**Required action:**
In the data that follows, how many lines include the string "JSON"? Answer with the number alone.
[Dataset entries Boundary: Start]
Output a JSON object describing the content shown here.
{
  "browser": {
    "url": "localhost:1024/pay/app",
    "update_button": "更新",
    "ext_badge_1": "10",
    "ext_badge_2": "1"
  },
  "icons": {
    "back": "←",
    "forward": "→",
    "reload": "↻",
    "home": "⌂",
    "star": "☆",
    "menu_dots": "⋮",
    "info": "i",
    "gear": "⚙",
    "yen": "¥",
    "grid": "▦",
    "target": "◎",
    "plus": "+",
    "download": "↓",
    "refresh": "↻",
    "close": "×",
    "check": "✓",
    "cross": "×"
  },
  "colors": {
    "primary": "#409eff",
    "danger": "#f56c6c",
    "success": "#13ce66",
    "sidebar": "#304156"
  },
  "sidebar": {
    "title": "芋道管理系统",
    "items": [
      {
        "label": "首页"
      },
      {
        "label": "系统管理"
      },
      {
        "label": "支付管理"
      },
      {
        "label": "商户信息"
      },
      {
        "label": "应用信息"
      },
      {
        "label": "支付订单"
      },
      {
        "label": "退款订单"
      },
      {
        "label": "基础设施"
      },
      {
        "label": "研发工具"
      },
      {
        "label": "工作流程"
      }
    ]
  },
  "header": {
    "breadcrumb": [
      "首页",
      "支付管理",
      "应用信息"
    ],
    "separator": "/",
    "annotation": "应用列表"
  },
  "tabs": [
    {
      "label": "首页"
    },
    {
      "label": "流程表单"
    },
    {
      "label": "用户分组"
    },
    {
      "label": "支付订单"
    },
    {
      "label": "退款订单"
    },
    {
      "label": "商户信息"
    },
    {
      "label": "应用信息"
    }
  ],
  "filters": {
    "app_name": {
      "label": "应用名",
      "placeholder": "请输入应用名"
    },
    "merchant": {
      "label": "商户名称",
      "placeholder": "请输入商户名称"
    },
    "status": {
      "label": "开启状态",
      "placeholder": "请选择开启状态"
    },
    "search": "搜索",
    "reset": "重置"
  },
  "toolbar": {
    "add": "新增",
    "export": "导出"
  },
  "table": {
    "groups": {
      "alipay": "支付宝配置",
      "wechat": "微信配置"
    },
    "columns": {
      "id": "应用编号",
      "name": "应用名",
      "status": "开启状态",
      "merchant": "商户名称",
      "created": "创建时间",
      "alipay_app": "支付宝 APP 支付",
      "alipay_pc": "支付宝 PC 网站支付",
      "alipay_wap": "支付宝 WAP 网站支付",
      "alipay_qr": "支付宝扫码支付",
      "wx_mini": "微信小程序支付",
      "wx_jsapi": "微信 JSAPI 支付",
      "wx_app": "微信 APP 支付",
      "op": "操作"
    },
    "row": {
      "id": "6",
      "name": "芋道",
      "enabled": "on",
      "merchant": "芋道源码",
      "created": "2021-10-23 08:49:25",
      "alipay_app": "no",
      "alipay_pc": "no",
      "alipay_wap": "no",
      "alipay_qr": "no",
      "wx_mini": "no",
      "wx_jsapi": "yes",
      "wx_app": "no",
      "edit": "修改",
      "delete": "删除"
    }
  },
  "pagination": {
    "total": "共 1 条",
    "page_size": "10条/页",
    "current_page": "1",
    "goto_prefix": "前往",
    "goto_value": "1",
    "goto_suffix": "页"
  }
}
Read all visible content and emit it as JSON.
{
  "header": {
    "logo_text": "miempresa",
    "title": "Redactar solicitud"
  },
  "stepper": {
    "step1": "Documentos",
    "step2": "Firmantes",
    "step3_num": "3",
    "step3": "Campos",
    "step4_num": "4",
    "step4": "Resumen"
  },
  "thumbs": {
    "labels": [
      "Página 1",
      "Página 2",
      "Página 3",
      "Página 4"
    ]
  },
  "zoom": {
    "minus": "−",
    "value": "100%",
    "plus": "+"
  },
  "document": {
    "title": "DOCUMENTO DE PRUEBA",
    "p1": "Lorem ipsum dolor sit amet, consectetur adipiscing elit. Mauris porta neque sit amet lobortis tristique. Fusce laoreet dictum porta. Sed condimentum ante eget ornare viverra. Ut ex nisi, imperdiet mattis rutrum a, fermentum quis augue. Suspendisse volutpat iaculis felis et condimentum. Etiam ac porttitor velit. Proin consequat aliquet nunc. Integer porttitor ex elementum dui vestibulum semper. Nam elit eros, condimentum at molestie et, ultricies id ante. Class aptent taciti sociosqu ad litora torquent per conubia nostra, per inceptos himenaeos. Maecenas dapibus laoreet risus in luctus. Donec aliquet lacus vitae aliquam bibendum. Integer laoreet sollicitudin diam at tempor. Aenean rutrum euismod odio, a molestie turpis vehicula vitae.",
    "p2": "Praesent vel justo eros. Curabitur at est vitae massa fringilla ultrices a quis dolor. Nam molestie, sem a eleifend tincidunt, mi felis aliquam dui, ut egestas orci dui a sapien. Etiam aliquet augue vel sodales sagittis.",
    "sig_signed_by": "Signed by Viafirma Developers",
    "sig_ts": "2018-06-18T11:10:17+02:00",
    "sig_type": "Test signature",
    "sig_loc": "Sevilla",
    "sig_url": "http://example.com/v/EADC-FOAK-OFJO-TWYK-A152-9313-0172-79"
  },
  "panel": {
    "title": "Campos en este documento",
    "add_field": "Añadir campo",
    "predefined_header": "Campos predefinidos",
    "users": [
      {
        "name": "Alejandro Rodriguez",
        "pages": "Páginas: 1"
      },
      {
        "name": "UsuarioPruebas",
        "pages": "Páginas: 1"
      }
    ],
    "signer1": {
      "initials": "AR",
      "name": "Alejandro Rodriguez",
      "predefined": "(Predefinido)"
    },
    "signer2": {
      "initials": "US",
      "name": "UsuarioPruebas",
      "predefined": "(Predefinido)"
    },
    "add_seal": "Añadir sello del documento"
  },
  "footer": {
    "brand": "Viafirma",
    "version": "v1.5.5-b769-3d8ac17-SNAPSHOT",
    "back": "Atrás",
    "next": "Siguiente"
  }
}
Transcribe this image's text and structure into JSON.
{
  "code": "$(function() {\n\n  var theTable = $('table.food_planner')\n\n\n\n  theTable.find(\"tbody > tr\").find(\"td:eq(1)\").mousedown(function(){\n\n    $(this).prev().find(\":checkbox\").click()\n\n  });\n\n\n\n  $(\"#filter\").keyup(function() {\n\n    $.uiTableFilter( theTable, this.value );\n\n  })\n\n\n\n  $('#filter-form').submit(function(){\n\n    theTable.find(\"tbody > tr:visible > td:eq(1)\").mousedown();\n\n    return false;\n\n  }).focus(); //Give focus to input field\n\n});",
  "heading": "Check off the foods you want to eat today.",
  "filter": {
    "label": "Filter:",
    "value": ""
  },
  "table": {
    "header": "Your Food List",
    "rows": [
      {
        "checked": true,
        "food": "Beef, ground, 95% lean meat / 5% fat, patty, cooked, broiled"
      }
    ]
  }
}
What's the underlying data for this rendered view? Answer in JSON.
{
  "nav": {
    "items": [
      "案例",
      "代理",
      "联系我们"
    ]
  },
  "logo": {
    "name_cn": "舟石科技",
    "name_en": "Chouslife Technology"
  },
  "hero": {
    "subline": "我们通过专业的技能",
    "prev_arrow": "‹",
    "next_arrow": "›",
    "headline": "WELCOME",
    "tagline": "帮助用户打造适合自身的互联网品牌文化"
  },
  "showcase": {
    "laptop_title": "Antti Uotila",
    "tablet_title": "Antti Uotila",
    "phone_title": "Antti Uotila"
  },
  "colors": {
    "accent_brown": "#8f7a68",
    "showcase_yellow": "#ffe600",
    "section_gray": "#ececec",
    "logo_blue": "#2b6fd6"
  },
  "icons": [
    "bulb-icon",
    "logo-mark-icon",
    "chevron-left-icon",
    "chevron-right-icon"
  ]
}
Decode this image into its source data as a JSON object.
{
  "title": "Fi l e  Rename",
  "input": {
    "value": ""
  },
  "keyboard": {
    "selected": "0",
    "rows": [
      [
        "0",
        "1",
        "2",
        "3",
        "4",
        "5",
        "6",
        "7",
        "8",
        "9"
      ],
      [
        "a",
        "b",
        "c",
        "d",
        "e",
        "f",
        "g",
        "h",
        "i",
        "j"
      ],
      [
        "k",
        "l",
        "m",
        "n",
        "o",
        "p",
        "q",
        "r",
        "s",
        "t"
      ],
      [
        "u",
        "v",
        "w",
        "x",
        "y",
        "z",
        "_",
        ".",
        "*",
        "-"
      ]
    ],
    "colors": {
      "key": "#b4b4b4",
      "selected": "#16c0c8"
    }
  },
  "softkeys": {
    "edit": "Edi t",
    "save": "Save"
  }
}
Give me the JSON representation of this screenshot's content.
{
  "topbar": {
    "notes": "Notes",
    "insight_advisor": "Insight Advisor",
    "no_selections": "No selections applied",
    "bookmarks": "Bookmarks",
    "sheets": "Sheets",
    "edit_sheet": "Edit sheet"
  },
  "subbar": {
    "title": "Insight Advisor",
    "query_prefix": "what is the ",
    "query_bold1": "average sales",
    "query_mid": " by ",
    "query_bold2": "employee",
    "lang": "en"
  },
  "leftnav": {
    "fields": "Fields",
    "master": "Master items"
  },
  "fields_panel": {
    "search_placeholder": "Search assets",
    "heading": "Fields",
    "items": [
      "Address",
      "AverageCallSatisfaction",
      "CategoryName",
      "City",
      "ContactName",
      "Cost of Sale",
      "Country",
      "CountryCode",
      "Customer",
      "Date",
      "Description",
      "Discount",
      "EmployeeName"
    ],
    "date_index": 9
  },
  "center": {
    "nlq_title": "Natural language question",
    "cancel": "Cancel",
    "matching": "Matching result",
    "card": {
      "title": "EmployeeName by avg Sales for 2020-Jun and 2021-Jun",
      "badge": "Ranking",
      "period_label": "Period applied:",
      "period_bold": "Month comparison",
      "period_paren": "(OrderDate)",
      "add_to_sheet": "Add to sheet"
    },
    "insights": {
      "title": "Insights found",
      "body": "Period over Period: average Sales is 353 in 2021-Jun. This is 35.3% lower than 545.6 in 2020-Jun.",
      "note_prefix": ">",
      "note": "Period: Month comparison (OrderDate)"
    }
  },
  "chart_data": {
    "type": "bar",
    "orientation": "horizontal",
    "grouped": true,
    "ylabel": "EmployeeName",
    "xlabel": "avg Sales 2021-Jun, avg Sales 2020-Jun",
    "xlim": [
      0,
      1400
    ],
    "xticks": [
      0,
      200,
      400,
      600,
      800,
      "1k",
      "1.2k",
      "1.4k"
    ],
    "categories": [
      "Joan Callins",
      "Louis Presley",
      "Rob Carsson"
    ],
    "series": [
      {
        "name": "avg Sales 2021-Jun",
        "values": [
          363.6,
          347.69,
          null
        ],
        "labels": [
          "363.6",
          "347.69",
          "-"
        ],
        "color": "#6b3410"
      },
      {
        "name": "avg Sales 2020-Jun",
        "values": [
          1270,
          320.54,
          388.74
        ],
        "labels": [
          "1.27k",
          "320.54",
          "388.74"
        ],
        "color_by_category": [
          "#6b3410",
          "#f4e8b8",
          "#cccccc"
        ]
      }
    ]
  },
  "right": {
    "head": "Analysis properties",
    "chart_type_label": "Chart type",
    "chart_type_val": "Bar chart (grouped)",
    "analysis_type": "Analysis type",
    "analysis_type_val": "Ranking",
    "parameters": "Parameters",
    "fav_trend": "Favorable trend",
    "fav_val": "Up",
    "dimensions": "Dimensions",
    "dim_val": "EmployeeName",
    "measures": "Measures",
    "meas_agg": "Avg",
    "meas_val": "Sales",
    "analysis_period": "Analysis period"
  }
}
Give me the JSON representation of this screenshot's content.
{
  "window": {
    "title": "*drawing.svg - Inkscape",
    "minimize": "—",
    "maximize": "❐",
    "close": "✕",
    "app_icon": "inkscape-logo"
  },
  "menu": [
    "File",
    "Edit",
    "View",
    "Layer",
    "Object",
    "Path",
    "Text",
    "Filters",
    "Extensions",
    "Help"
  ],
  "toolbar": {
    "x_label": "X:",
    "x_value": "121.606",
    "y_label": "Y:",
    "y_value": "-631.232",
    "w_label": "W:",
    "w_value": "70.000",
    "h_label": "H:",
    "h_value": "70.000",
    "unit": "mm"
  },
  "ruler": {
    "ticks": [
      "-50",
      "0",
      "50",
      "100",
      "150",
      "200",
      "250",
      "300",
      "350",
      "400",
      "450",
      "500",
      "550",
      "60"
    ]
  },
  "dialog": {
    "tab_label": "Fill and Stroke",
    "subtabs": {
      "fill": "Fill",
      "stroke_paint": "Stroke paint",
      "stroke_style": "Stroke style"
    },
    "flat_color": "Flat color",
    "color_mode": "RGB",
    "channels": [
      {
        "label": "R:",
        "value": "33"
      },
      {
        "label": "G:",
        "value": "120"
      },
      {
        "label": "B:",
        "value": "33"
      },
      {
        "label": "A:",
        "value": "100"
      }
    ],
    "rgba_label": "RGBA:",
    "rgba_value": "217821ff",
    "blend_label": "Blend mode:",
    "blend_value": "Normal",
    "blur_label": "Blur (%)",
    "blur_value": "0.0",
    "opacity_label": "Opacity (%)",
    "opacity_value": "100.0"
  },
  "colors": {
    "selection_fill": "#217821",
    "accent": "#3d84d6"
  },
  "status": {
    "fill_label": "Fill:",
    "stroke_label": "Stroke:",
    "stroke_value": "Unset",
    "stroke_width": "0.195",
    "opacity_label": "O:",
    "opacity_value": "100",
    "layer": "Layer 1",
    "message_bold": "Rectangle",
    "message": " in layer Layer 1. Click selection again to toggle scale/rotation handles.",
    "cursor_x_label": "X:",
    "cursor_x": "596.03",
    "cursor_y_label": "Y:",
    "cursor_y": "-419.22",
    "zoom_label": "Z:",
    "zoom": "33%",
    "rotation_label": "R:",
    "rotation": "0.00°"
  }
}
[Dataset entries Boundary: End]
**Finished exercise:**
7